Input data.
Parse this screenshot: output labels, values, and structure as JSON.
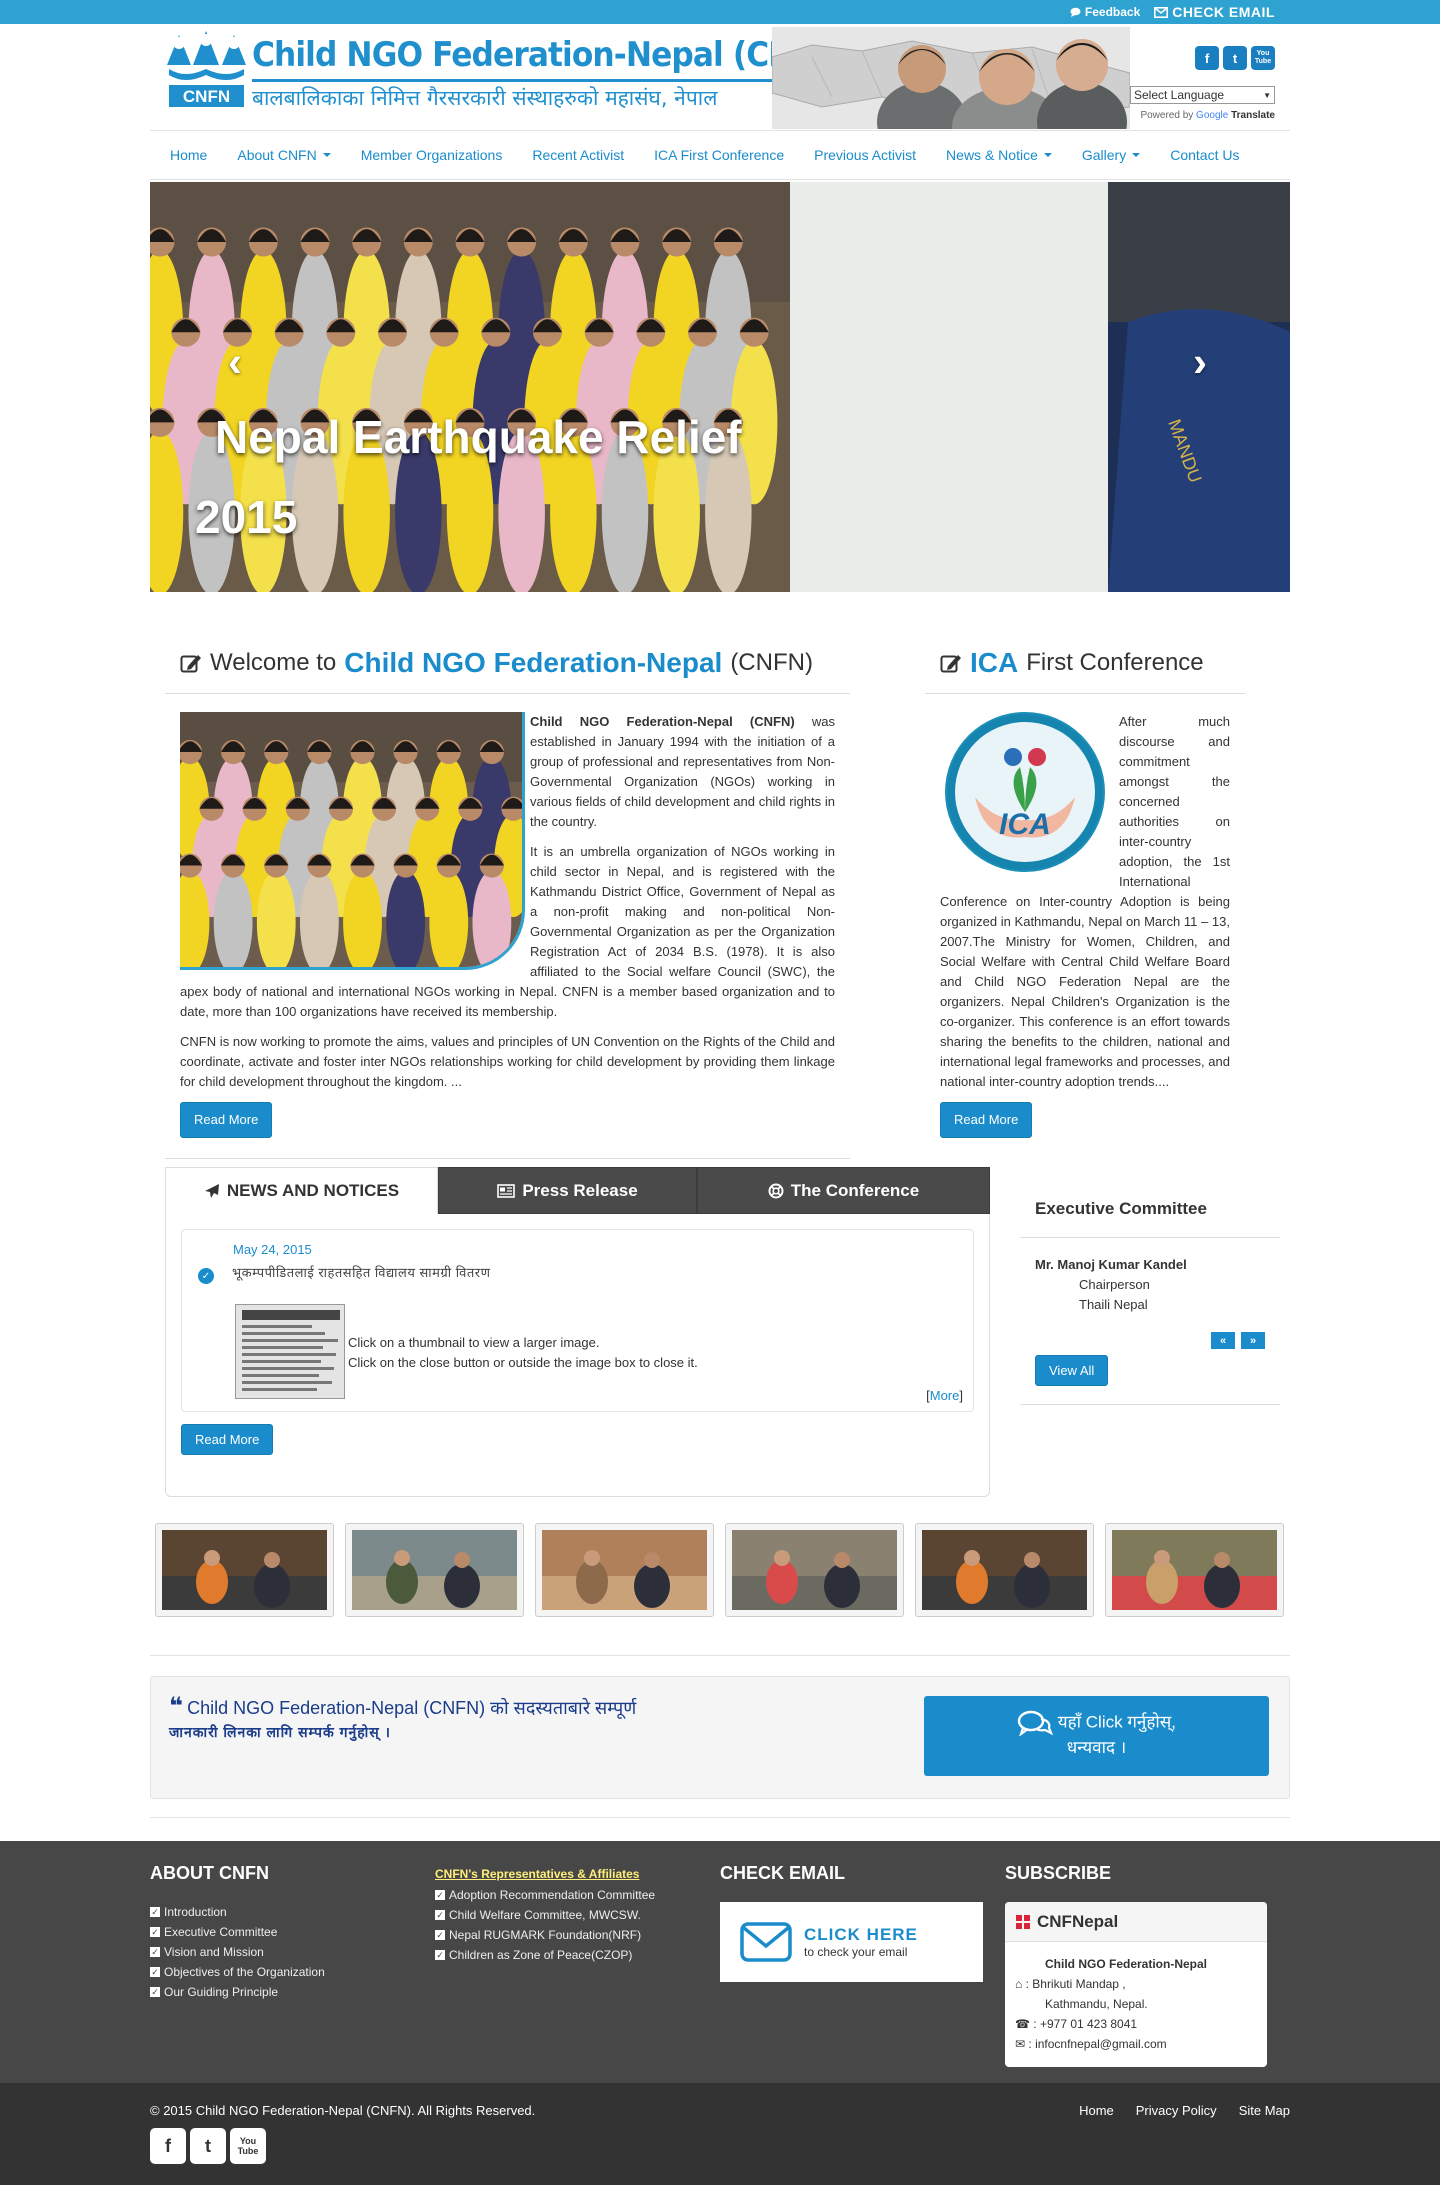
{
  "topbar": {
    "feedback": "Feedback",
    "check_email": "CHECK EMAIL"
  },
  "header": {
    "logo_title": "Child NGO Federation-Nepal (CNFN)",
    "logo_sub": "बालबालिकाका  निमित्त गैरसरकारी संस्थाहरुको महासंघ, नेपाल",
    "logo_mark_text": "CNFN",
    "language_select": "Select Language",
    "powered_by": "Powered by",
    "google": "Google",
    "translate": "Translate",
    "social": [
      "f",
      "t",
      "You Tube"
    ]
  },
  "nav": {
    "items": [
      {
        "label": "Home",
        "dropdown": false
      },
      {
        "label": "About CNFN",
        "dropdown": true
      },
      {
        "label": "Member Organizations",
        "dropdown": false
      },
      {
        "label": "Recent Activist",
        "dropdown": false
      },
      {
        "label": "ICA First Conference",
        "dropdown": false
      },
      {
        "label": "Previous Activist",
        "dropdown": false
      },
      {
        "label": "News & Notice",
        "dropdown": true
      },
      {
        "label": "Gallery",
        "dropdown": true
      },
      {
        "label": "Contact Us",
        "dropdown": false
      }
    ]
  },
  "slider": {
    "caption_line1": "Nepal Earthquake Relief",
    "caption_line2": "2015",
    "prev": "‹",
    "next": "›"
  },
  "welcome": {
    "title_pre": "Welcome to",
    "title_hl": "Child NGO Federation-Nepal",
    "title_post": "(CNFN)",
    "strong": "Child NGO Federation-Nepal (CNFN)",
    "p1": " was established in January 1994 with the initiation of a group of professional and representatives from Non-Governmental Organization (NGOs) working in various fields of child development and child rights in the country.",
    "p2": "It is an umbrella organization of NGOs working in child sector in Nepal, and is registered with the Kathmandu District Office, Government of Nepal as a non-profit making and non-political Non-Governmental Organization as per the Organization Registration Act of 2034 B.S. (1978). It is also affiliated to the Social welfare Council (SWC), the apex body of national and international NGOs working in Nepal. CNFN is a member based organization and to date, more than 100 organizations have received its membership.",
    "p3": "CNFN is now working to promote the aims, values and principles of UN Convention on the Rights of the Child and coordinate, activate and foster inter NGOs relationships working for child development by providing them linkage for child development throughout the kingdom. ...",
    "read_more": "Read More"
  },
  "ica": {
    "title_hl": "ICA",
    "title_post": "First Conference",
    "logo_text": "ICA",
    "body": "After much discourse and commitment amongst the concerned authorities on inter-country adoption, the 1st International Conference on Inter-country Adoption is being organized in Kathmandu, Nepal on March 11 – 13, 2007.The Ministry for Women, Children, and Social Welfare with Central Child Welfare Board and Child NGO Federation Nepal are the organizers. Nepal Children's Organization is the co-organizer. This conference is an effort towards sharing the benefits to the children, national and international legal frameworks and processes, and national inter-country adoption trends....",
    "read_more": "Read More"
  },
  "tabs": {
    "items": [
      "NEWS AND NOTICES",
      "Press Release",
      "The Conference"
    ],
    "news": {
      "date": "May 24, 2015",
      "title": "भूकम्पपीडितलाई राहतसहित विद्यालय सामग्री वितरण",
      "line1": "Click on a thumbnail to view a larger image.",
      "line2": "Click on the close button or outside the image box to close it.",
      "more": "More"
    },
    "read_more": "Read More"
  },
  "exec": {
    "title": "Executive Committee",
    "name": "Mr. Manoj Kumar Kandel",
    "role": "Chairperson",
    "org": "Thaili Nepal",
    "view_all": "View All"
  },
  "cta": {
    "line1": "Child NGO Federation-Nepal (CNFN) को सदस्यताबारे सम्पूर्ण",
    "line2": "जानकारी लिनका लागि सम्पर्क गर्नुहोस् । ",
    "btn1": "यहाँ Click गर्नुहोस्,",
    "btn2": "धन्यवाद ।"
  },
  "footer": {
    "about_title": "ABOUT CNFN",
    "about_items": [
      "Introduction",
      "Executive Committee",
      "Vision and Mission",
      "Objectives of the Organization",
      "Our Guiding Principle"
    ],
    "rep_title": "CNFN's Representatives & Affiliates",
    "rep_items": [
      "Adoption Recommendation Committee",
      "Child Welfare Committee, MWCSW.",
      "Nepal RUGMARK Foundation(NRF)",
      "Children as Zone of Peace(CZOP)"
    ],
    "email_title": "CHECK EMAIL",
    "email_big": "CLICK HERE",
    "email_small": "to check your email",
    "subscribe_title": "SUBSCRIBE",
    "sub_head": "CNFNepal",
    "sub_org": "Child NGO Federation-Nepal",
    "sub_addr1": ": Bhrikuti Mandap ,",
    "sub_addr2": "Kathmandu, Nepal.",
    "sub_phone": ": +977 01 423 8041",
    "sub_email": ": infocnfnepal@gmail.com"
  },
  "bottom": {
    "copyright": "© 2015 Child NGO Federation-Nepal (CNFN). All Rights Reserved.",
    "links": [
      "Home",
      "Privacy Policy",
      "Site Map"
    ],
    "social": [
      "f",
      "t",
      "You Tube"
    ]
  },
  "colors": {
    "brand": "#1a8ccb",
    "topbar": "#2ea3d1",
    "footer": "#474747",
    "bottom": "#333333",
    "tab_dark": "#4a4a4a"
  }
}
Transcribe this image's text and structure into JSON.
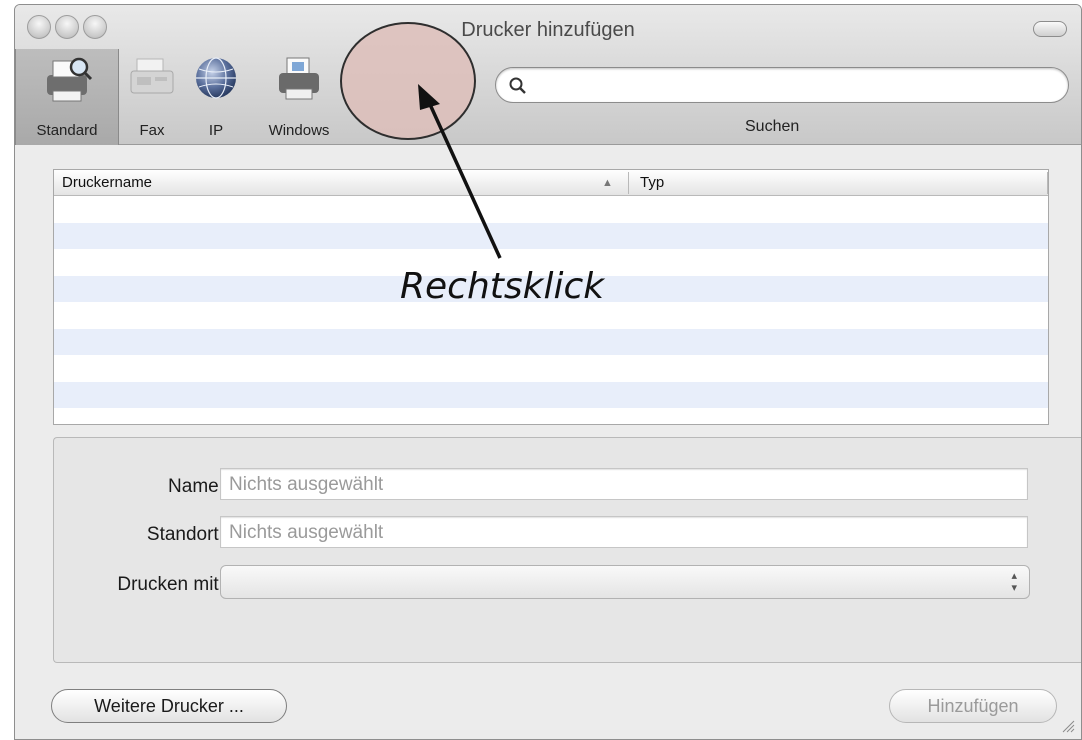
{
  "window": {
    "title": "Drucker hinzufügen"
  },
  "toolbar": {
    "items": [
      {
        "label": "Standard",
        "icon": "default-printer-icon",
        "selected": true
      },
      {
        "label": "Fax",
        "icon": "fax-icon",
        "selected": false
      },
      {
        "label": "IP",
        "icon": "globe-icon",
        "selected": false
      },
      {
        "label": "Windows",
        "icon": "windows-printer-icon",
        "selected": false
      }
    ],
    "search": {
      "label": "Suchen",
      "value": "",
      "placeholder": ""
    }
  },
  "printer_table": {
    "columns": [
      "Druckername",
      "Typ"
    ],
    "sort_indicator": "▲",
    "rows": []
  },
  "annotation": {
    "text": "Rechtsklick"
  },
  "details": {
    "name_label": "Name:",
    "name_value": "Nichts ausgewählt",
    "location_label": "Standort:",
    "location_value": "Nichts ausgewählt",
    "print_with_label": "Drucken mit:",
    "print_with_value": ""
  },
  "buttons": {
    "more_printers": "Weitere Drucker ...",
    "add": "Hinzufügen"
  },
  "colors": {
    "row_alternate": "#e8eefa",
    "annotation_fill": "#ddbebA"
  }
}
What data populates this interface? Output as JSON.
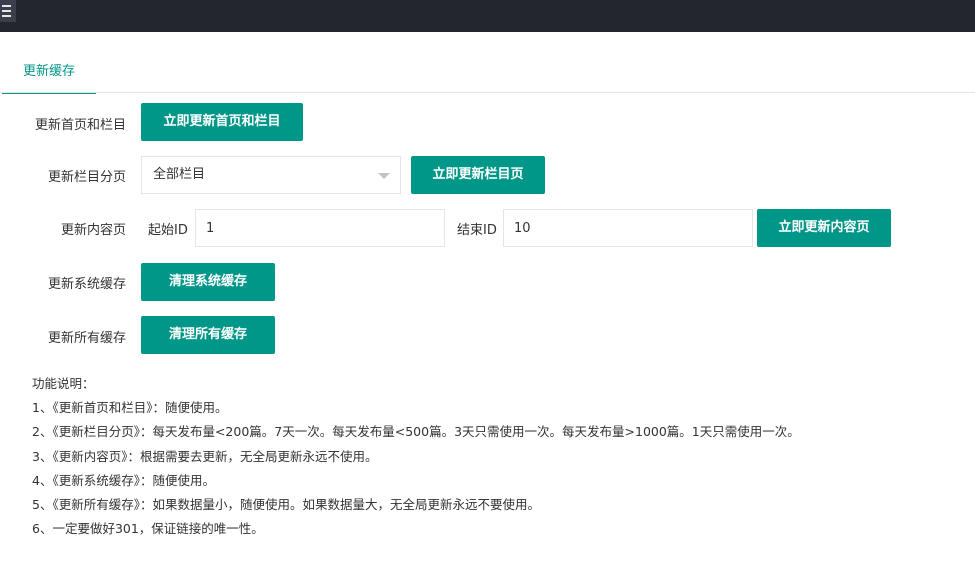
{
  "header": {
    "menu_icon": "hamburger-icon"
  },
  "tabs": [
    {
      "label": "更新缓存",
      "active": true
    }
  ],
  "rows": {
    "home": {
      "label": "更新首页和栏目",
      "button": "立即更新首页和栏目"
    },
    "category": {
      "label": "更新栏目分页",
      "select_value": "全部栏目",
      "button": "立即更新栏目页"
    },
    "content": {
      "label": "更新内容页",
      "start_label": "起始ID",
      "start_value": "1",
      "end_label": "结束ID",
      "end_value": "10",
      "button": "立即更新内容页"
    },
    "system": {
      "label": "更新系统缓存",
      "button": "清理系统缓存"
    },
    "all": {
      "label": "更新所有缓存",
      "button": "清理所有缓存"
    }
  },
  "notes": {
    "title": "功能说明：",
    "items": [
      "1、《更新首页和栏目》：随便使用。",
      "2、《更新栏目分页》：每天发布量<200篇。7天一次。每天发布量<500篇。3天只需使用一次。每天发布量>1000篇。1天只需使用一次。",
      "3、《更新内容页》：根据需要去更新，无全局更新永远不使用。",
      "4、《更新系统缓存》：随便使用。",
      "5、《更新所有缓存》：如果数据量小，随便使用。如果数据量大，无全局更新永远不要使用。",
      "6、一定要做好301，保证链接的唯一性。"
    ]
  },
  "colors": {
    "primary": "#009688",
    "topbar": "#23262e"
  }
}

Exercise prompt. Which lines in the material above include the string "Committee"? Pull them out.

Response below.
    "title": "Executive Committee",
      "Executive Committee",
      "Adoption Recommendation Committee",
      "Child Welfare Committee, MWCSW.",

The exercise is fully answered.